Web page and app entries
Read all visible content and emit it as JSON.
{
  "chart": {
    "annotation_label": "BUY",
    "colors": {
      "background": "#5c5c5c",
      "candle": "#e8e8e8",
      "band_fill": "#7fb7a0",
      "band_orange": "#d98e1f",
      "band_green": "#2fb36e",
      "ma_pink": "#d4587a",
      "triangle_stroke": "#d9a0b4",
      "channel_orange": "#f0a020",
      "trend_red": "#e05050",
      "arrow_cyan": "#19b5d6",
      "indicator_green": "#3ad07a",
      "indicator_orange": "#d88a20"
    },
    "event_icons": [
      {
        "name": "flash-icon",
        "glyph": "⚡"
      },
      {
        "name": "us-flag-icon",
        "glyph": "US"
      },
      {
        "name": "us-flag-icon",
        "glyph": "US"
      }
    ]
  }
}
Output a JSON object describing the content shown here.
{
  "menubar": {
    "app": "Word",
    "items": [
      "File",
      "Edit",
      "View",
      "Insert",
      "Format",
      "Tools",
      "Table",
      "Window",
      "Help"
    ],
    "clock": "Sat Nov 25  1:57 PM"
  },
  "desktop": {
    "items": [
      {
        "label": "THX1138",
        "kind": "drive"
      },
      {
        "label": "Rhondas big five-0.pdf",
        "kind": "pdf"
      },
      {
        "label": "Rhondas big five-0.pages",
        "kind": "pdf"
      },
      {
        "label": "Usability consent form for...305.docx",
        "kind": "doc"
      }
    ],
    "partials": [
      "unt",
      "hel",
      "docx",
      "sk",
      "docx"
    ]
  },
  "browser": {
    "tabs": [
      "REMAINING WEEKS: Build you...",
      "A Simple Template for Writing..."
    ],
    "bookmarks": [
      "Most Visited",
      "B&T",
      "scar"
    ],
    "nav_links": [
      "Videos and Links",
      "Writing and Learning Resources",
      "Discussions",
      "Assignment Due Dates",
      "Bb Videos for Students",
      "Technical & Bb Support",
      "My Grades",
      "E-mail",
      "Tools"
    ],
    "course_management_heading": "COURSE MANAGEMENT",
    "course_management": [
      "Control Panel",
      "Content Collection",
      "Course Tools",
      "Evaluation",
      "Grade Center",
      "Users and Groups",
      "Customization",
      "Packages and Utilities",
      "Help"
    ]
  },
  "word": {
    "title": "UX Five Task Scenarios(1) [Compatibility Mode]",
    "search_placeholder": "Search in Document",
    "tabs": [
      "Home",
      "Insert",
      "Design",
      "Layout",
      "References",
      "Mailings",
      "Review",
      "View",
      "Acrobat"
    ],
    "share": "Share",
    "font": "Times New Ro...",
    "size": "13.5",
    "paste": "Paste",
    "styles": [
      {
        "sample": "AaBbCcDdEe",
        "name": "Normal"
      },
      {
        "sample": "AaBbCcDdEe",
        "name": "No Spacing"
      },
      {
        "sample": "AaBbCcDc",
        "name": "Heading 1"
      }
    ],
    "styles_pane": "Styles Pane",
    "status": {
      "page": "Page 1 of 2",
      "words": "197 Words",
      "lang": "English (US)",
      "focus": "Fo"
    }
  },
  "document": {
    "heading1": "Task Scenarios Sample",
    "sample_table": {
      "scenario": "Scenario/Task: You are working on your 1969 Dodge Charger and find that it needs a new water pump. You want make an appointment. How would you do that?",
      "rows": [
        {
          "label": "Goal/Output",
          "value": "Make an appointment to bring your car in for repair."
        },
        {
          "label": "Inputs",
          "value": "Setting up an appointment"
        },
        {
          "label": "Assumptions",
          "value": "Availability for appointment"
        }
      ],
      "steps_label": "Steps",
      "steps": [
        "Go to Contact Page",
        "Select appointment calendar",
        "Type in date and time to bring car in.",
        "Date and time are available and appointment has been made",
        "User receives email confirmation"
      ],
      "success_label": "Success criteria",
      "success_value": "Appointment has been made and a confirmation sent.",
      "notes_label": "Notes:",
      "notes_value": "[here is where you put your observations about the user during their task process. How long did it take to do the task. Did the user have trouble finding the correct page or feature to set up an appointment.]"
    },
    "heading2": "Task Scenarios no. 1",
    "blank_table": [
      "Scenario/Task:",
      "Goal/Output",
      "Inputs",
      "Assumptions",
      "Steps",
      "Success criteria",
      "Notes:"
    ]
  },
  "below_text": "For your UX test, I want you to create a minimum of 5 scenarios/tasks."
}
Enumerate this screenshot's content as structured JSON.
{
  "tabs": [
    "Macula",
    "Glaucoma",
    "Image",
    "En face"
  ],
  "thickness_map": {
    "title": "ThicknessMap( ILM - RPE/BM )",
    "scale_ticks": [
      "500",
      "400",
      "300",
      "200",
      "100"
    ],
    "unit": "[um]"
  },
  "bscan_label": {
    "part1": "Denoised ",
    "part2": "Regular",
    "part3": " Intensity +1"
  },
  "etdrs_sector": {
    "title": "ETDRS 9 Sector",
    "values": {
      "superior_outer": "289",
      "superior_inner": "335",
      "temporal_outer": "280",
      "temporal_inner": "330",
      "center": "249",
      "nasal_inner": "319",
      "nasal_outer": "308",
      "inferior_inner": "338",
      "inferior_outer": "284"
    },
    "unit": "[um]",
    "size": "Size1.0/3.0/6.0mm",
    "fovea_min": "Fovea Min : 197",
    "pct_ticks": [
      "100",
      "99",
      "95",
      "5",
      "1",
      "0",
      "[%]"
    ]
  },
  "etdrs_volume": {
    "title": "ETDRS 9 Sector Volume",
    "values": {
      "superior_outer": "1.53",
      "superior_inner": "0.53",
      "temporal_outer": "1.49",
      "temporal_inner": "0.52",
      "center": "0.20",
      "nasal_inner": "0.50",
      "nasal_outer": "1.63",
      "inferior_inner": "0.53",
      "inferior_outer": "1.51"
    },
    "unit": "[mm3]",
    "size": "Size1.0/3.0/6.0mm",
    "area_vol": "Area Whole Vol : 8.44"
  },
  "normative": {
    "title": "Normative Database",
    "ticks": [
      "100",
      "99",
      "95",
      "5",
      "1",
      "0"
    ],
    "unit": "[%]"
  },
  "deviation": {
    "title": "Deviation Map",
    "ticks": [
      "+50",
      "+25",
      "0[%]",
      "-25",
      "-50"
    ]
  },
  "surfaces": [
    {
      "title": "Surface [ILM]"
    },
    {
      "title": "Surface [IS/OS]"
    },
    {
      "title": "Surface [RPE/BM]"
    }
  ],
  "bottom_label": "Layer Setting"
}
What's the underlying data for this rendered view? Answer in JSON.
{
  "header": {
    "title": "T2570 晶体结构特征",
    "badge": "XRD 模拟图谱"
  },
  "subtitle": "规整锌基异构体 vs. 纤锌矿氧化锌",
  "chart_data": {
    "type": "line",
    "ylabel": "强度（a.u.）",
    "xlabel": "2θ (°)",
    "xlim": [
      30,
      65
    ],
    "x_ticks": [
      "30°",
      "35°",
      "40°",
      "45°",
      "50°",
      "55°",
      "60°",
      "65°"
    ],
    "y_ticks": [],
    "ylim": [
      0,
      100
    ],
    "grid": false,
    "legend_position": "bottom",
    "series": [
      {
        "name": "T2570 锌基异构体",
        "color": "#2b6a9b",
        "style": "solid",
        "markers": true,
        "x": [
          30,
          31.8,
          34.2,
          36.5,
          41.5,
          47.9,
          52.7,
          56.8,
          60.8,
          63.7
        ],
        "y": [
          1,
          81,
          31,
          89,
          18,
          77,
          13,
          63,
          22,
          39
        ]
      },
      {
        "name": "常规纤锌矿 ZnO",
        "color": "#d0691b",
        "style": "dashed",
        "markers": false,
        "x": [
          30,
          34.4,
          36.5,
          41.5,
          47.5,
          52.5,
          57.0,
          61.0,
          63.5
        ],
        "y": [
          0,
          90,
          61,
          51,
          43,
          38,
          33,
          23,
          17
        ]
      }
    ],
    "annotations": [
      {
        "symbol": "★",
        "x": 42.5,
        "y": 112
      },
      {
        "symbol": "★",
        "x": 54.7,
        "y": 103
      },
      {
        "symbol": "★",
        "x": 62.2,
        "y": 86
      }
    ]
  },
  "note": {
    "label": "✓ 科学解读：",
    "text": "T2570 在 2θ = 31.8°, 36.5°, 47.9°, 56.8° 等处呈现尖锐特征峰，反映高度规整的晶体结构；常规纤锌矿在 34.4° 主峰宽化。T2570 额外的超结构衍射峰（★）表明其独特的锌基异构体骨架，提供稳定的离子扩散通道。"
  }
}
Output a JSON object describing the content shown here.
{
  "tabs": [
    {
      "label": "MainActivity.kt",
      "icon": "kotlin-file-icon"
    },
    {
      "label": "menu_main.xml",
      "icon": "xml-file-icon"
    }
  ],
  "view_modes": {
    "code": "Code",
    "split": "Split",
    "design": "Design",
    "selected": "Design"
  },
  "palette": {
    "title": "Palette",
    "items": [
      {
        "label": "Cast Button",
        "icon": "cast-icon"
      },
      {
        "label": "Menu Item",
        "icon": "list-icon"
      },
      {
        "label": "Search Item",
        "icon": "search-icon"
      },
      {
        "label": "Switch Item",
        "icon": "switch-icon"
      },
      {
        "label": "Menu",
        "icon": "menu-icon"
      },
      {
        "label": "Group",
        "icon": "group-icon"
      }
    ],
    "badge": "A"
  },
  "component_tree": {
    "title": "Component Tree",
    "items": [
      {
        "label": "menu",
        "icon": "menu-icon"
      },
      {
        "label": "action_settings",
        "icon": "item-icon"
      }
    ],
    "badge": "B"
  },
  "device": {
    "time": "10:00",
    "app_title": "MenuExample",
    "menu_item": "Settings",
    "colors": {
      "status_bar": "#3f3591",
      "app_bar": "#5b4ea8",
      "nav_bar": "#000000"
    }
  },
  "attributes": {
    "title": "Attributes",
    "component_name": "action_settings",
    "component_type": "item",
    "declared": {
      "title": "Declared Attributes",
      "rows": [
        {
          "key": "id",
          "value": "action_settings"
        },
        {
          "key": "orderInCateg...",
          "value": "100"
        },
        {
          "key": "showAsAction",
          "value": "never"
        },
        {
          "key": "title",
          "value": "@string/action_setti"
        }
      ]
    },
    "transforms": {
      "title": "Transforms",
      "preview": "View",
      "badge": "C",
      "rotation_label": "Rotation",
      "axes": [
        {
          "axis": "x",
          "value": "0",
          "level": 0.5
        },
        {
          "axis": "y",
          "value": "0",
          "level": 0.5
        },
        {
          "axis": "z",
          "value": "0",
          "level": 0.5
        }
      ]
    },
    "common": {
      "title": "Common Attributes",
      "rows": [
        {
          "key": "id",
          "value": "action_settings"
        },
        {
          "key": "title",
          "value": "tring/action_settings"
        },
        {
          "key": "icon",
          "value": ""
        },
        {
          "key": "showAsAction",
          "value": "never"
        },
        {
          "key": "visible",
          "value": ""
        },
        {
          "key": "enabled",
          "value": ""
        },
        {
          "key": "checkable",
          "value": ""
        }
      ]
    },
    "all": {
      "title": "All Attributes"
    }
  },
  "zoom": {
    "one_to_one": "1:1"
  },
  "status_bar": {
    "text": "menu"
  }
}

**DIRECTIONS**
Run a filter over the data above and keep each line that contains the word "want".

**RESULT BELOW**
      "scenario": "Scenario/Task: You are working on your 1969 Dodge Charger and find that it needs a new water pump. You want make an appointment. How would you do that?",
  "below_text": "For your UX test, I want you to create a minimum of 5 scenarios/tasks."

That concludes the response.